The worst pass in the EuroLeague—the lob post entry by a player who has killed their dribble—is a great example of a team effort forcing a passing-lanes steal. With the on-ball defender forcing the offensive player to pick up his dribble, the off-ball perimeter defenders denying easier outlets, and the post defender afforded extra time to jockey for position to bat the pass away, those passes often involve four or five defenders and get stolen at an alarming rate.
UNICS, John Brown, and active help
Steals created by second on-ball defenders account for 41% of all steals in the EuroLeague. Second defenders get involved in plays in a variety of ways whether through a spacing breakdown bringing help to the ball unintentionally, a ball handler trying to be too ambitious navigating in transition, a well-timed post double team, or – most frequently – by design with the way a team defends the pick-and-roll.

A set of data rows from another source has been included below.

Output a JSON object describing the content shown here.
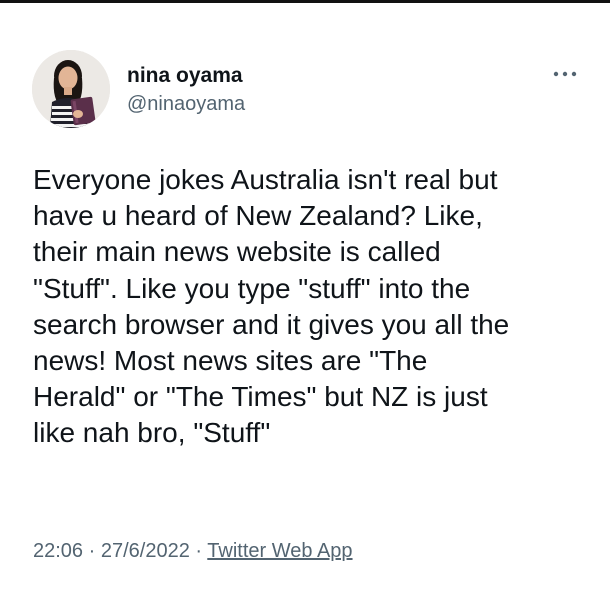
{
  "author": {
    "display_name": "nina oyama",
    "handle": "@ninaoyama"
  },
  "icons": {
    "more": "more-horizontal-icon",
    "avatar": "profile-photo"
  },
  "tweet": {
    "text": "Everyone jokes Australia isn't real but\nhave u heard of New Zealand? Like,\ntheir main news website is called\n\"Stuff\". Like you type \"stuff\" into the\nsearch browser and it gives you all the\nnews! Most news sites are \"The\nHerald\" or \"The Times\" but NZ is just\nlike nah bro, \"Stuff\""
  },
  "meta": {
    "time": "22:06",
    "separator": "·",
    "date": "27/6/2022",
    "source": "Twitter Web App"
  },
  "colors": {
    "text_primary": "#0f1419",
    "text_secondary": "#536471",
    "background": "#ffffff"
  }
}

John Brown is on pace for the most disruptive individual season this decade by a comfortable margin and his value as a second defender has been key for UNICS defensively. Whether he is taking the middle of the floor away from a ball-handler, hedging out to half court, darting in for a strip around the rim, or containing the ball off a switch in a problematic part of the floor, Brown’s quick feet and hands make him the EuroLeague’s most impactful help defender away from the rim.
On-ball steals and “great individual defenders”
A mere 13% of all steals in the EuroLeague are forced and recovered by individual on-ball defenders. The vast majority of those steals come when the defender sees the ball handler committing to passing the ball, steps back, and earns a deflection effectively zoning up. True instances of a player picking an opposing ball handler’s pocket are exceedingly rare. There’s value in a player’s ability to pressure the ball, but the mistakes they force will often come in the form of steals for teammates because of their ability to stay in front of ball handlers and keep them from getting to high-value spots on the floor.
• The riskiest thing a ball handler in the EuroLeague can do looking to probe off the dribble is turn his back on the defense; losing sight of the defense has been a recipe for disaster this season against most high-steal teams.
• The catch radius of a team’s lob threat is relevant to their ability to avoid turnovers in the pick-and-roll era. Delivering a lob to a player who can catch the ball 3.5 meters off the ground is much easier than having to create an angle to get the ball to a ground-bound finisher.
• Some of the most valuable steals are forced by perimeter defenders lying in wait at the nail since they are already nearly at half court if they shoot a gap for a steal. Until three-point shooting recovers, coaches can be a little more aggressive helping one pass away than they have been in the past.